Abby Pepin (left) with Associate Professor of Chemistry Cynthia Dowd (Photo: Long Nguyen)
Far from being eradicated, tuberculosis remains the No. 2 single-agent infectious killer in the world, behind HIV/AIDS, according to the World Health Organization (WHO). About 4,100 people worldwide die of tuberculosis each day—compared to, for example, the 11,000 people who died in the most recent Ebola outbreak over two years. If left untreated, two-thirds of people with active TB die.
While TB-fighting antibiotics have existed for decades—and they cure 90 percent of the patients who receive them—the current treatment regimen for the disease is not adequate, according to Dowd. Patients must take multiple drugs daily for nearly a year, often under the direct supervision of a health care provider. “That means one thing in the United States, but it means a totally different thing in the middle of Cambodia or Indonesia where you can't get access to a health care provider every single day,” Dowd said. No new drug has been approved for TB since the 1970s, forcing patients to rely on a heavy dose of antiquated medications that cause side effects from flu-like symptoms to painful hives and rashes. “Suffice it to say, the drugs we currently use for TB are old and are wanting in a lot of areas,” Dowd said.
These same anti-TB medicines are also rapidly becoming ineffective against increasingly virulent drug-resistant strains of the disease. Two particularly bad forms of TB have emerged in the last few years—multidrug-resistant tuberculosis (MDR-TB), which does not respond to the two most important anti-TB drugs, and extensively drug-resistant TB (XDR-TB), which does not respond to those two drugs plus a panel of other anti-TB drugs, often leaving patients without treatment options. Nearly half a million people developed some form of drug-resistant TB in 2015.

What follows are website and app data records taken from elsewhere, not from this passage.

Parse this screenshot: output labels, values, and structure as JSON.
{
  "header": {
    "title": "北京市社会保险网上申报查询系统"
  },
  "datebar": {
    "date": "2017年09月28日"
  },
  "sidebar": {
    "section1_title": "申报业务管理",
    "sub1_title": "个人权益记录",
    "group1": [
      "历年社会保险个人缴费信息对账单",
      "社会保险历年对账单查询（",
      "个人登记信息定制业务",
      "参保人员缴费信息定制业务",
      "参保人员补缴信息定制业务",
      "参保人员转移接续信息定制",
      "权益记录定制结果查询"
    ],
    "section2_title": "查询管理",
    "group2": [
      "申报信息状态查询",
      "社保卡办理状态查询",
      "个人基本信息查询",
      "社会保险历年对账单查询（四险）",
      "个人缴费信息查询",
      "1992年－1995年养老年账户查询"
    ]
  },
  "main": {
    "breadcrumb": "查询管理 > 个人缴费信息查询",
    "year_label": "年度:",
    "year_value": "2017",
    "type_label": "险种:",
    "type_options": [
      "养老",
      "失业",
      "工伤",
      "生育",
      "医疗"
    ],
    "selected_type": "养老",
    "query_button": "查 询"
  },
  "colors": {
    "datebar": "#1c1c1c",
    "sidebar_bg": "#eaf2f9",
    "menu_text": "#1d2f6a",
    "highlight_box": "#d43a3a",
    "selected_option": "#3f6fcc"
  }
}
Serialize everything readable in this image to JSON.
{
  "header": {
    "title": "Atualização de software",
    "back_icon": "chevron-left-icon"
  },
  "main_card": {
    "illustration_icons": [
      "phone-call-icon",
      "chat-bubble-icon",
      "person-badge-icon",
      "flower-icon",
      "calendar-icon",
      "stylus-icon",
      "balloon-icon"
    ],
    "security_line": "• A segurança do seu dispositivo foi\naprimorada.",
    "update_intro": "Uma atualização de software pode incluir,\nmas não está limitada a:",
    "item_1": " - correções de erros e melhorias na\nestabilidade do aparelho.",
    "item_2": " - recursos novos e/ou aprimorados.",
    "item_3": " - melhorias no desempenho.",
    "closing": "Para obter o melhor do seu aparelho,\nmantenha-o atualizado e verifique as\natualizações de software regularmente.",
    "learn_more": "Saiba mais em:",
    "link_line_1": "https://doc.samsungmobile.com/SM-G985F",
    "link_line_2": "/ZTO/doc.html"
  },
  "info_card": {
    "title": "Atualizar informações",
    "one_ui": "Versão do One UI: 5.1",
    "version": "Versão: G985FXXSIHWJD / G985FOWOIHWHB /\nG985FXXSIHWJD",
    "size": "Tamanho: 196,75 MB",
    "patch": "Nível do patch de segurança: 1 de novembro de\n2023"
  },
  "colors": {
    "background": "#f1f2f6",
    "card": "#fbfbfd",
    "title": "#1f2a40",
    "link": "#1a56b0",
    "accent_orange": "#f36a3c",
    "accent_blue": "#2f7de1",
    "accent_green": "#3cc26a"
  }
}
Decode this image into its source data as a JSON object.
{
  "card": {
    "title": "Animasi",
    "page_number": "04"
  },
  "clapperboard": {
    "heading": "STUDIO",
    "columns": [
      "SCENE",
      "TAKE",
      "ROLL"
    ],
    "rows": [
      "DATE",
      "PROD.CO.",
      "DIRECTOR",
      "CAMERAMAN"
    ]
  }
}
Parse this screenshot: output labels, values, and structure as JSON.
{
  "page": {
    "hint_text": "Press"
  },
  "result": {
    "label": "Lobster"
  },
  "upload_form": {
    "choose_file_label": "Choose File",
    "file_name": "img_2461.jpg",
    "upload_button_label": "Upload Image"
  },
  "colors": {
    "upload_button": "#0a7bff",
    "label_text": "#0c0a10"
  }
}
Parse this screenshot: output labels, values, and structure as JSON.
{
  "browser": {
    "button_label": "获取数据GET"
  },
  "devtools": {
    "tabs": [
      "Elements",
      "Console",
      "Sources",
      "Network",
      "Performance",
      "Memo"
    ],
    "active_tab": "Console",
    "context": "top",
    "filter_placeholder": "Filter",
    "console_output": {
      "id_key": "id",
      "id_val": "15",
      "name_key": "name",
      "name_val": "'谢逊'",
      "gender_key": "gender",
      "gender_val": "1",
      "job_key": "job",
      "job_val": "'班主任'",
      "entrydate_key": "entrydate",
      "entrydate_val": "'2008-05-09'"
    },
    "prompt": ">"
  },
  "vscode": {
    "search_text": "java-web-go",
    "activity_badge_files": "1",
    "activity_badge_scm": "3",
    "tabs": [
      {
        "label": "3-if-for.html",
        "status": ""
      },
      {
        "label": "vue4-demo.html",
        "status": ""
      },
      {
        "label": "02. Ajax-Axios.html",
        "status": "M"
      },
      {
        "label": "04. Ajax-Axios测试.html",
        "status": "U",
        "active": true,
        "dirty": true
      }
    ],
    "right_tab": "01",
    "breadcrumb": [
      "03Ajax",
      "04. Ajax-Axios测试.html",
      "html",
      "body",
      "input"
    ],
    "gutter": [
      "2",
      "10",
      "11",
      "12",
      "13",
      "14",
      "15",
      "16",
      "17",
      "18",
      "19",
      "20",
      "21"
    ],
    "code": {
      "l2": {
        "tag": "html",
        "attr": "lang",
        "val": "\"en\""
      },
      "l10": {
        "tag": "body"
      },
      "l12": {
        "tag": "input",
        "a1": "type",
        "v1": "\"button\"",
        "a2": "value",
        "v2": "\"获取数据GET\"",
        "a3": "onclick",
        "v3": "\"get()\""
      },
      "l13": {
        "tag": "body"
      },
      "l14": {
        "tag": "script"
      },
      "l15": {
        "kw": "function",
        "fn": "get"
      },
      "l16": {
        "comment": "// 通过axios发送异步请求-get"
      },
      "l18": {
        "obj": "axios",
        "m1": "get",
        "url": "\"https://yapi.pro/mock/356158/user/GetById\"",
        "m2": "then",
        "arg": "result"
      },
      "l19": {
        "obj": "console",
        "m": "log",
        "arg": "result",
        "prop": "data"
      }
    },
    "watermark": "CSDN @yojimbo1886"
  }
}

Pepin is participating in research that targets an enzyme known as DXR, which drives chemical reactions within both malaria and tuberculosis cells. DXR is critical for the survival of TB cells. Pepin is part of a team searching for a compound that inhibits DXR, essentially blocking the enzyme’s function inside the TB cell. Since the enzyme doesn’t appear in people, “shutting down” DXR would theoretically cause no harm to human physiology.
Similar DXR-inhibiting experiments have shown some success in battling malaria. But TB presents more daunting challenges. TB cells sport a thick outer-coating that is difficult for drugs to penetrate. Also TB cells have proteins known as efflux pumps, which expel the drugs before they can do their job. “TB is a very evolved pathogen; it’s much, much harder to kill than malaria,” Dowd said. “Normal drugs like penicillin just don’t work against TB.”
Pepin’s contribution—synthesizing a particular molecule that will play an integral role in the team’s DXR-inhibiting research—has led to long nights in the lab and more than a few false starts. “It’s incredibly frustrating when you start down a path with a compound that looks promising and suddenly it degrades on you and you have to go back to the starting line,” she said. “I’m learning that, in the lab, things don’t always work out on the first or the second or the third try.”
Pepin, who will attend GW’s School of Medicine and Health Sciences after graduation, joined Dowd’s team in 2015 after working as a research assistant for Assistant Professor of Biology Mollie Manier. She balances her work in Dowd’s lab with a volunteer research project on prostate cancer at the George Washington Hospital Radiation Oncology Department.
“Science is like a sanctuary for me,” she said. “It’s a way to get my head out of the noise and chaos that can be swirling around sometimes and focus on a detailed, complex task. That may not sound like fun to a lot of people, but it’s rewarding to me.”